... At the end of any accounting period, then, the sum of the sectoral financial balances must net to zero. The government balance – the private balance – capital account balance = 0. The government balance = the private balance + the capital account balance. See my postEconomics 101 on government budget deficits for the full write-up. I credit British economist Wynne Godley for making this identity relevant to macro economics.
What does all this mean then? Put simply, the financial sector balances framework means that when the government sector runs a deficit, the non-government sector runs a surplus of equivalent size. So, to move any sector balance in an open economy, you need to move the other two balances exactly opposite in equivalent measure. To reduce the government deficit in any period, the private balance and the capital balance must increase by the exact same amount in that period.
Thinking about government deficits this way opens a whole new understanding of what cutting deficits means for the economy. What it should mean to you is that deficits are the effect and not the cause. Budget deficits are the result of the ex-post accounting identity between the sectoral balances and should not be a primary goal of public policy....
...the deficit is the result of an ex-post accounting identity between private savings, and capital account and government balances. It makes zero sense to target the effect (deficits) instead of the cause (excess credit growth and malinvestment). In plain English that means the policy prescriptions are the economic input and the deficit is the output. Focus on the policy and policy goals, not deficits.Read it at Credit Writedowns
Why can’t people understand national accounting?
by Edward Harrison
Good summary overall.
However, I disagree that the problem arose from central banks keeping interest rates too low for too long, thereby fueling massive malinvestment that eventually imploded. I think that folks like Bill Black, Michael Hudson, and Randy Wray, all of UMKC, Yves Smith of Naked Capitalism, and Janet Tavakoli of Tavakoli Structured Finance have documented that the problem arose from what Bill Black calls a criminogenic environment in the financial sector, both the mortgage market and the securitization process. It continues in the foreclosure debacle.

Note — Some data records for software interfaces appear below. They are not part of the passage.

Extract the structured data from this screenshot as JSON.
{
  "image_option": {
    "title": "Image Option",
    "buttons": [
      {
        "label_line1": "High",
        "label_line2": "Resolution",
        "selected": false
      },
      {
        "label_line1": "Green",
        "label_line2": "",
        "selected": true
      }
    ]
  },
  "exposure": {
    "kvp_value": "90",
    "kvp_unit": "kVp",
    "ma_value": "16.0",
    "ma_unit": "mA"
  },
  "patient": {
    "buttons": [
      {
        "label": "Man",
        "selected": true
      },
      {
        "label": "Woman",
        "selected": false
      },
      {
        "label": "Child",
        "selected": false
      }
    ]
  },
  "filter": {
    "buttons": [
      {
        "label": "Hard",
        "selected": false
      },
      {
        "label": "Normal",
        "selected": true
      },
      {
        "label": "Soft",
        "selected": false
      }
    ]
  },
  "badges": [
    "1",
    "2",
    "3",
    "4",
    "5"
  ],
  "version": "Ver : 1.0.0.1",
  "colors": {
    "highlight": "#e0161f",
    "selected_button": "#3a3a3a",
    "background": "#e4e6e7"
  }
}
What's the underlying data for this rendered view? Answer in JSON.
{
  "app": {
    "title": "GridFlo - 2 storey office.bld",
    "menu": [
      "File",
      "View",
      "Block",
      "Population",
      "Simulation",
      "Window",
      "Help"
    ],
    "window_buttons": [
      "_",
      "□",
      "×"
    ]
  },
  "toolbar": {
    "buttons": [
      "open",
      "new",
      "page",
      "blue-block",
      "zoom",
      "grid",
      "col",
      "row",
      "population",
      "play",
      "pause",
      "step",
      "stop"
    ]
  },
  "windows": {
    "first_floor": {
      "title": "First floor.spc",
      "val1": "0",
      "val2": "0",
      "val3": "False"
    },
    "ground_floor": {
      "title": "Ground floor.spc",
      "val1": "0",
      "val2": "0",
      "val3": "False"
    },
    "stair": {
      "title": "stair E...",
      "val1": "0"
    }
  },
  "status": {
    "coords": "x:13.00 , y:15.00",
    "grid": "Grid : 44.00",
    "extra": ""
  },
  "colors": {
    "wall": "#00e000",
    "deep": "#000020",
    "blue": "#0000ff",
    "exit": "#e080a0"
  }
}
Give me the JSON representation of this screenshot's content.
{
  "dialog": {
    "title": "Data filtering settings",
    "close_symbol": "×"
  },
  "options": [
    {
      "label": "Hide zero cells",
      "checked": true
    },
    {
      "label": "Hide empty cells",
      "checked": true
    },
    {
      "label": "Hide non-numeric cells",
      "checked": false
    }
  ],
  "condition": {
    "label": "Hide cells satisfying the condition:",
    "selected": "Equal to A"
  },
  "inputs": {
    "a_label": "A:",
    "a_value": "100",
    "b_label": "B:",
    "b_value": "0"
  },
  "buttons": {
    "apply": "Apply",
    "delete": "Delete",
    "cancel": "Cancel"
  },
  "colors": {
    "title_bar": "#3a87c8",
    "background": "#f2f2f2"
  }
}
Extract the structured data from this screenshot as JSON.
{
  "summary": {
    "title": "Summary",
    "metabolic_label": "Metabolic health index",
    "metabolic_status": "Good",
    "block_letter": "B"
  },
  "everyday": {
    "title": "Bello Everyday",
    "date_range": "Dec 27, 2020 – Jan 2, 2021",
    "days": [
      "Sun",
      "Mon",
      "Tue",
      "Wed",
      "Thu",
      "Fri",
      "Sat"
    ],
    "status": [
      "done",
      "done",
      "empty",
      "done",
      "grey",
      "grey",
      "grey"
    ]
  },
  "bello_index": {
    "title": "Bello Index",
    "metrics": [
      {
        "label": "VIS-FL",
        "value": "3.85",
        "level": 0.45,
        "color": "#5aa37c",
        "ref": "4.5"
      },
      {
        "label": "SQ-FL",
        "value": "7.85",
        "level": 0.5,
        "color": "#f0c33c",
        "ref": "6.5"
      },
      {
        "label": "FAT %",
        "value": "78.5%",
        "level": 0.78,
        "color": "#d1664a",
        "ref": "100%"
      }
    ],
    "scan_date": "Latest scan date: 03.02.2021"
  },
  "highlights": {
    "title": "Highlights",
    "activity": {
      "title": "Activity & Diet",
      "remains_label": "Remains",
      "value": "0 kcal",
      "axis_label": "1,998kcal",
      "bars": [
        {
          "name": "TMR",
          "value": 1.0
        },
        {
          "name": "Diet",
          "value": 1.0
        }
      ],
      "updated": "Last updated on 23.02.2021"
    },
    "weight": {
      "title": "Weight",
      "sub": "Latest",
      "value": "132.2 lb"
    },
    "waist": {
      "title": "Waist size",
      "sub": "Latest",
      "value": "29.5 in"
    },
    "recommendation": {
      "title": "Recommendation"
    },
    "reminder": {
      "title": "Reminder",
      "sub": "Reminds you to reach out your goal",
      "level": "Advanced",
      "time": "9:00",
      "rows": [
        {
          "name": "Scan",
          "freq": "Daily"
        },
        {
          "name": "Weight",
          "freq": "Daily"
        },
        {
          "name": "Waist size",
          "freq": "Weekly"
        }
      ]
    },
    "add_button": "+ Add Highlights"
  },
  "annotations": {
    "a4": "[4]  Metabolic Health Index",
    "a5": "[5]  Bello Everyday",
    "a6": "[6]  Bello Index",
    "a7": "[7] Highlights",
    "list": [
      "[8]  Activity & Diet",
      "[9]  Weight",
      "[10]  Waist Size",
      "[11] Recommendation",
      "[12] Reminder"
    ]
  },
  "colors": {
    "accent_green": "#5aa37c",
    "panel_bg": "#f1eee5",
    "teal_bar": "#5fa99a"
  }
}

While low rates may have played a role in fomenting the crisis, they were neither the proximate nor the principal cause of it. These crisis can be laid square at the feet of the financial sector, and the next crisis or the further devolution of this one, however one wishes to view it, is already baked in because the behavior hasn't changed, nor have the institutional arrangements.